  • Remove what wastes time and causes anxiety. How much time do your colleagues spend worrying about upcoming meetings? How much time do they spend worrying about your performance management process? How much time do they spend worrying about their employee engagement results or whether they made it into your high-performance programme? How much time do they spend worrying about the reorganisation you’ve just announced - the one that isn’t really necessary, but is another example of leaders doing things to make themselves feel in control at others expense?

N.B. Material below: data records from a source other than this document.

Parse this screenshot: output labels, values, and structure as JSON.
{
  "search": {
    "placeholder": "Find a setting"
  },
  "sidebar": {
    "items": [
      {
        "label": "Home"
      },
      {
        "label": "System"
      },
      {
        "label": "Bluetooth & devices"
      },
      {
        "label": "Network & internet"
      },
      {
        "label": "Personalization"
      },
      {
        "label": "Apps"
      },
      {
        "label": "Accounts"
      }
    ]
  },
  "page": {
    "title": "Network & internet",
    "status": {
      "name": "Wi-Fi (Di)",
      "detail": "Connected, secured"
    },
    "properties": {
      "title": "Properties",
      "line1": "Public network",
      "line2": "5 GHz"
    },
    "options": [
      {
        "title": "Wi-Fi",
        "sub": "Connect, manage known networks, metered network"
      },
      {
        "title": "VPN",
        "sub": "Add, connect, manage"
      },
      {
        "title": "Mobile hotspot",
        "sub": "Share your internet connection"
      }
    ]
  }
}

    Is this anxiety worthwhile? Are these meetings productive? Does your performance management process increase performance? What’s the value of another reorganisation? These are worthy questions and they can offer simple, transformative answers. When organisations genuinely focus their enormous resources in these everyday places, magic things can happen. Like when Dropbox ran a beautifully named ‘Armeetingeddon’ initiative, that saved time, increased productivity and probably saved a whole load of needless anxiety by reducing meeting times.

  • Stop role-modelling the absurd. Look to your leadership team, to the TEDTalks you admire and the keynote speakers you invite into your organisation. Look to the dominant consultancy models, to the executive advisors and the popular content on LinkedIn. Every single day we are spoon-fed the same message. Confidence is the aspiration. Certainty is the value. Absurdity is what we want.

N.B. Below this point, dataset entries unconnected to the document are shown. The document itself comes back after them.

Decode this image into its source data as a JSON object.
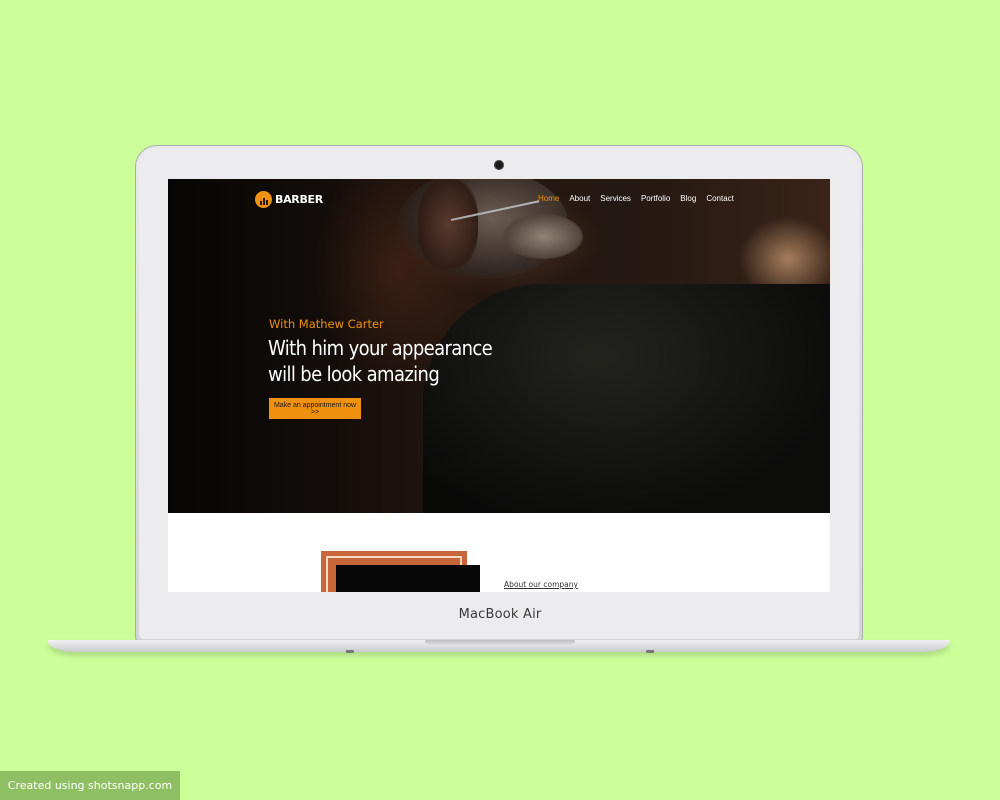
{
  "colors": {
    "background": "#ccff99",
    "accent": "#f0900f",
    "watermark_bg": "#8fbf63"
  },
  "device": {
    "model_label": "MacBook Air"
  },
  "site": {
    "logo_icon": "barber-pole-icon",
    "logo_text": "BARBER",
    "nav": [
      {
        "label": "Home",
        "active": true
      },
      {
        "label": "About",
        "active": false
      },
      {
        "label": "Services",
        "active": false
      },
      {
        "label": "Portfolio",
        "active": false
      },
      {
        "label": "Blog",
        "active": false
      },
      {
        "label": "Contact",
        "active": false
      }
    ],
    "hero": {
      "subtitle": "With Mathew Carter",
      "headline": "With him your appearance will be look amazing",
      "cta_label": "Make an appointment now >>"
    },
    "about": {
      "link_label": "About our company"
    }
  },
  "watermark": "Created using shotsnapp.com"
}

    It doesn’t have to be this way. But doubt needs a PR team. It needs to be a value that you promote, normalise and make safe, and this can happen in a myriad of ways. One trick is to start with the right role model. The most inspiring moment of my career was sharing a train journey with one of my heroes (and the world’s leading expert on gender equality), and hearing her reflect on all the things she didn’t know about gender equality. Nothing has been so liberating than listening to her authoritative uncertainty. She wasn’t anxious about it; she was inspired to learn more.

    We can recreate this experience for others. We can share the insights of Yuval Harari and his call for humility over the simple claims of that overconfident business guru. We can select speakers who celebrate doubt to address our events and conferences. We can talk about culture in grey, open terms, rather than relying on the absurdity of values on a wall. We can inspire the embrace of uncertainty in a community. And then we can help put it to work…


3- Redefine success.

Progress doesn’t happen in a day, it happens when a model of exploration and learning is repeated. For that to work, we need to redefine what success means on the small-scale in the interests of the longer-term.

In an alternative reality, our workplace initiatives would be put to the test, perhaps following the principles of randomised controlled experimentation. This would make our understanding of their impact more accurate - whether they worked or not, we would have learned something - and that should be our new definition of success. When that process is repeated and shared systematically, it will lead us to progress. We have the collective enterprise of science to thank for that truth.

The magnetism of certainty in the workplace holds us back from exploring meaningful answers to urgent questions. This will only change when we design the conditions for ourselves and others to strike the right balance between confidence and doubt.

Thank you for reading.

James Elfer